On Thursday, former homicide detective James Warner Wallace was invited to campus by Ratio Christi—Latin for Reasons for Christ—to present “The Moral Evidence for God,” in the Ohio Union.
Twenty-two years ago, Wallace began investigating the Bible using his training in forensic statement analysis. A former atheist, he expected to disprove the Christian faith, but he couldn’t.
Wallace has been featured on television numerous times for his previous cases, Including appearances on NBC’s “Dateline” — more than any other detective in the show’s history — and “20/20.”
Wallace, who is now retired, translated his expertise in the field of forensics into apologetics—the study of justifying beliefs—after studying the Bible and attending seminary school.
Wallace began with an illustration of a fictional homicide crime scene, using a visual presentation. and walked through how to solve the case.
He said similar to looking beyond the crime scene to find the murderer, to find the source of the universe, one has to look beyond the universe.
“We are looking for the cause of all space, time and matter,” Wallace said. “It has to be something that’s not made of space, time or matter because that wasn’t available until the universe came into existence.”
Wallace argued that morality is objective, not based on individual opinion, and we all have moral obligation to people.
“Who is the transcend moral person to whom we are feeling obligated? If it’s just physics, then why do we have moral obligation? We might have moral truths, but obligations require persons.”
Wallace followed different lines of arguments on existential questions of the reality of agency, eternity and evil. He presented his rationale behind why it is important to ask if God exists and why he believes God does exist.
“I’ve got a conclusion that I’ve drawn from the facts, and I’m willing to share that. But at the same time, I did not believe that any of what I’m talking about tonight, I didn’t believe that God existed at all at 35,” Wallace said.. “So I try to remember that when I’m talking to this group.”
Although a Christian, Wallace did not focus the presentation on defending the Bible.
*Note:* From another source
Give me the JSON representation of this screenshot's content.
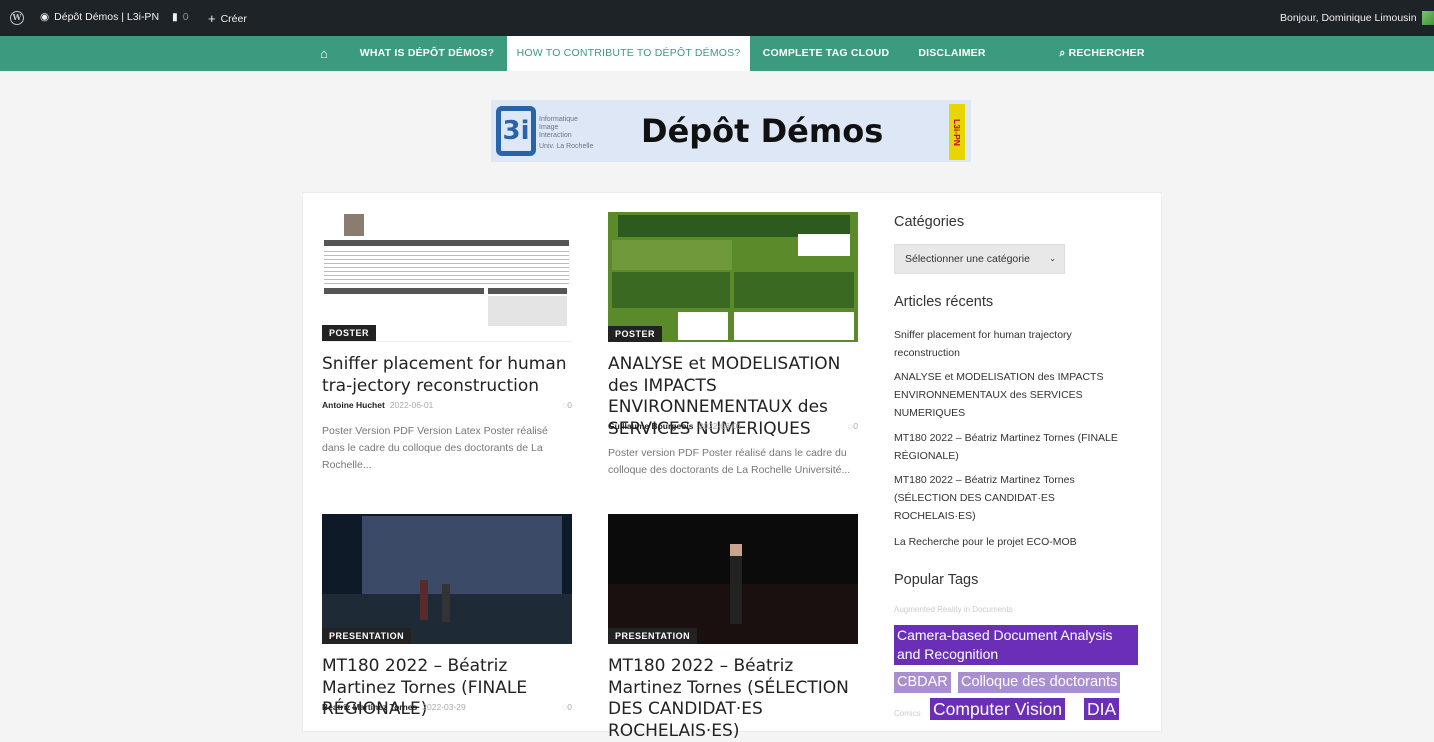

He said he wanted to remain neutral and allow people to make their own conclusions.
The presentation ended in a Q&A and Wallace answered several questions from both skeptics and believers of his philosophy.
Wallace, an in-demand speaker, said he enjoys speaking to college students because of their diversity in thought and their willingness to explore.
Mitchell Walker, a third-year in physics and president of Ratio Christi, said he hopes Wallace’s lecture will help spark discussions around campus.
“I’m hoping that people have the opportunity to accept [the moral argument] or reject it,” Walker said. “I hope that this starts conversations about it on campus.”